Specs:

Pipe material: Iron

Length: 100 cm

$h \approx 20\:\mathrm{Wm^{-2}K^{-1}}$

$c_{water}=42000\:\mathrm{Jkg^{-1}K^{-1}}$

Sample 1

Outer diameter: 3.81 cm

Inner diameter: unknown

$A=\pi D L=0.12\:\mathrm{m^2}$

$m=\rho V=\rho \frac{\pi D^2}{4}L=1.14\:\mathrm{kg}$

With no fresh water flow, using $\alpha = \frac{hA}{mc}$ = .0005

Empirical Data: $T_1$ = 294.43, $T_2$ = 295.15, $T_{\infty}$ = 299.43, $t$ = 316 sec

$$k=\frac{1}{-t} \times \ln\Big(\frac{T_2 - T_{\infty}}{T_1 - T_{\infty}}\Big)$$

$$k = .0005$$

This is reaching ambient temperature as environmentally expected, indicating no fresh flow.

However, $T_1$ = 303.15, $T_2$ = 299.43, $T_{\infty}$ = 303.43, $t$ = 330 sec

$$k = -.0081$$

Indicating an external factor (i.e. fresh water flow) effecting the natural rate of temperature change.

Sample 2

Outer diameter: 5.08 cm

Inner diameter: unknown

$A=\pi D L=0.06\:\mathrm{m^2}$

$m=\rho V=\rho \frac{\pi D^2}{4}L=2.03\:\mathrm{kg}$

With no fresh water flow, using $\alpha = \frac{hA}{mc}$ = .0004

Empirical Data where fresh water is flowing: $T_1$ = 294.43, $T_2$ = 295.15, $T_{\infty}$ = 300.29, $t$ = 482 sec

$$k = .0003$$

Question

I am trying to understand how the resulting $k$ in sample 2 is so similar to the no-flow $k$ of .0004.

• It is not clear to me what you are asking. Please could you provide a full description (and diagram) of your experiment and your calculations? What assumptions have you made? What measurements have you made? Is the flow rate the same in both samples 1 & 2? How do you know? It is particularly difficult to understand (1) how you have been able to measure water temperature but not flow rate, and (2) why the unknown inner diameter can be assumed to make no difference. – sammy gerbil Sep 4 '16 at 22:00 We assume the pipe thickness to be negligible (as it is 'unknown') and no radial temperature gradients to exist. In addition plug flow is assumed.
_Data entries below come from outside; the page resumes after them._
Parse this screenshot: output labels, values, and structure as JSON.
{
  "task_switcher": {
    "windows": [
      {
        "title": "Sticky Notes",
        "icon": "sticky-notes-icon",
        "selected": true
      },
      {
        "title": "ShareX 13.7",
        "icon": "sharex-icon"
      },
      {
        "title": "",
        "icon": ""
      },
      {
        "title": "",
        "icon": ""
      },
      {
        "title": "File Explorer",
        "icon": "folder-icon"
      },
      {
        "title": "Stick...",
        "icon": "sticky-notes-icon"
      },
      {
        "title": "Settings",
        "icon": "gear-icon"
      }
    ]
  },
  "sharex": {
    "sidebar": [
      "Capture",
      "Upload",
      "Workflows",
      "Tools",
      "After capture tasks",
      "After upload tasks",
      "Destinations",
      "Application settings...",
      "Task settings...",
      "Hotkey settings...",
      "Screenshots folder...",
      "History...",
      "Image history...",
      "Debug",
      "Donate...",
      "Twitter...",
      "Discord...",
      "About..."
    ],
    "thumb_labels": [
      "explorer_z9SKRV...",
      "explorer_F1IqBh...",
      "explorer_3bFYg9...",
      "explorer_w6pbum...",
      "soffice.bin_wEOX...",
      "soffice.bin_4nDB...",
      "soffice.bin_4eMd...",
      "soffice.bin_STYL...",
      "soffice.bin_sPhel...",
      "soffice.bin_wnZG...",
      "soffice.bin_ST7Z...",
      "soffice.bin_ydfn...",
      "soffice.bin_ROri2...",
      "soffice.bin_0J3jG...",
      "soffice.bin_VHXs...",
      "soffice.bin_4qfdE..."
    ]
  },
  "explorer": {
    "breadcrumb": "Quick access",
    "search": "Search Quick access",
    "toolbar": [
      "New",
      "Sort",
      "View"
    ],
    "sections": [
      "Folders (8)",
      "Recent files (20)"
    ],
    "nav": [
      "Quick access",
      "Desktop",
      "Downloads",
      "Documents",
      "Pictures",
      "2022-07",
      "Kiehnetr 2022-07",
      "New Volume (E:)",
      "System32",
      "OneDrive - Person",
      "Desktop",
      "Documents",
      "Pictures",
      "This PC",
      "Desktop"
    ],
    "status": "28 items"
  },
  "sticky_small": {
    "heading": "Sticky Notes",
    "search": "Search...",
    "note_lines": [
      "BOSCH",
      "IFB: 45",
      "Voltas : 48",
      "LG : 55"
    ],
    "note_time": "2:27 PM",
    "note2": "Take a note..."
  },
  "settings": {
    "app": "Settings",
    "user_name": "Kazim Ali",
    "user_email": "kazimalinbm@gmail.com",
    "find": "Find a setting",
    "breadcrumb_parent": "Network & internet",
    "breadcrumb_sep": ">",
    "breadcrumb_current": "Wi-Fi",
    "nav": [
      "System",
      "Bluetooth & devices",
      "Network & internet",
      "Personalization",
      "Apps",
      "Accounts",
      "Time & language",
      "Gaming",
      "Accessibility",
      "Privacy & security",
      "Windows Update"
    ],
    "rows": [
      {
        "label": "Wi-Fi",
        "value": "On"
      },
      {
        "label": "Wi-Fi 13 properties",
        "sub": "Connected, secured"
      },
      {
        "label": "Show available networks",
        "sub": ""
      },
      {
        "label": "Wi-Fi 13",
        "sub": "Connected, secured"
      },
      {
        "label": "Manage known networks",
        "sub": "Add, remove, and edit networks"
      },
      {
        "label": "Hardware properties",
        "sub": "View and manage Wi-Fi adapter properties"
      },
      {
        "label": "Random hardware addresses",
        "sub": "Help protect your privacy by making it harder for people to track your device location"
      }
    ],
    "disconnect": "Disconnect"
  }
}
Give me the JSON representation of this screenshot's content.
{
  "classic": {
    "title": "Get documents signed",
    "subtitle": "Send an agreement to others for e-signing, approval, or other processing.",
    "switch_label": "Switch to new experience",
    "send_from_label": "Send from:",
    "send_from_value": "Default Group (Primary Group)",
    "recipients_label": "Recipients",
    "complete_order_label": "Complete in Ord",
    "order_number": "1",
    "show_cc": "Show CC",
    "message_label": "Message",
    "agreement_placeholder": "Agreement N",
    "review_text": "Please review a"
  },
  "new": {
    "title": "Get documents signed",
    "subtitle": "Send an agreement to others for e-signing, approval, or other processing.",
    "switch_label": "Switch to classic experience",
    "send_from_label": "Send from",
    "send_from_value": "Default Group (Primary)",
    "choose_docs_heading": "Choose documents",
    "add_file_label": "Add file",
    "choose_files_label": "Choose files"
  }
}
We consider an infinitesimal element of length $dx$ and apply Newton's cooling law:

$$\frac{dQ}{dt}=hdA[T(x)-T_{\infty}]=\pi Dh[T(x)-T_{\infty}]dx$$

If the infinitesimal element changes temperature then:

$$dQ=-dmcdT(x)$$ So:

$$\frac{dQ}{dt}=-\frac{dm}{dt}cdT(x)$$ $$\frac{dQ}{dt}=-\dot{m}cdT(x)$$

Where $\dot{m}=\frac{dm}{dt}$ is the mass throughput flowing through the pipe.

This gives us the identity:

$$-\dot{m}cdT(x)=\pi Dh[T(x)-T_{\infty}]dx$$ $$\frac{dT(x)}{T(x)-T_{\infty}}=-\frac{\pi Dh}{\dot{m}c}dx$$

Call:

$$k=\frac{\pi Dh}{\dot{m}c}$$ $$\int_{T_1}^{T_2}\frac{dT(x)}{T(x)-T_{\infty}}=-k\int_0^Ldx$$ $$\ln\Big[\frac{T_2-T_{\infty}}{T_1-T_{\infty}}\Big]=-kL$$ $$\large{T_2=T_{\infty}+[T_1-T_{\infty}]e^{-kL}}$$

I am trying to understand how the resulting $k$ in sample 2 is so similar to the no-flow $k$ of .0004.

One cannot treat the problem the same way when there's no water flow. For $\dot{m}=0 \implies k \to +\infty$! That is of course not allowed.

The cases with and without water flow must be treated differently.

• I haven't yet worked through the whole response. However, at the time of gathering the temperature data, I do not yet know if there is flow. This is what I am trying to determine based on Newton's Law. How else do you advise determining the level of flow based on the temperatures? – Cindy Aug 29 '16 at 19:55
• Additionally, it appears on the diagram as $T_1$ is the initial temperature at location x, whereas $T_2$ is the exiting temp at location y. However, that is not the case. In our scenario, the are BOTH at location x where $T_2$ is the temperature after $t$ amount of time. – Cindy Aug 29 '16 at 19:59
• I rated your answer! – Cindy Aug 29 '16 at 20:00
• Do you suggest an alternate method of calculating rate of flow based on temperatures? – Cindy Aug 29 '16 at 20:07
• A flowmeter? :-) Using temperatures is really awkward and inaccurate. – Gert Aug 29 '16 at 20:22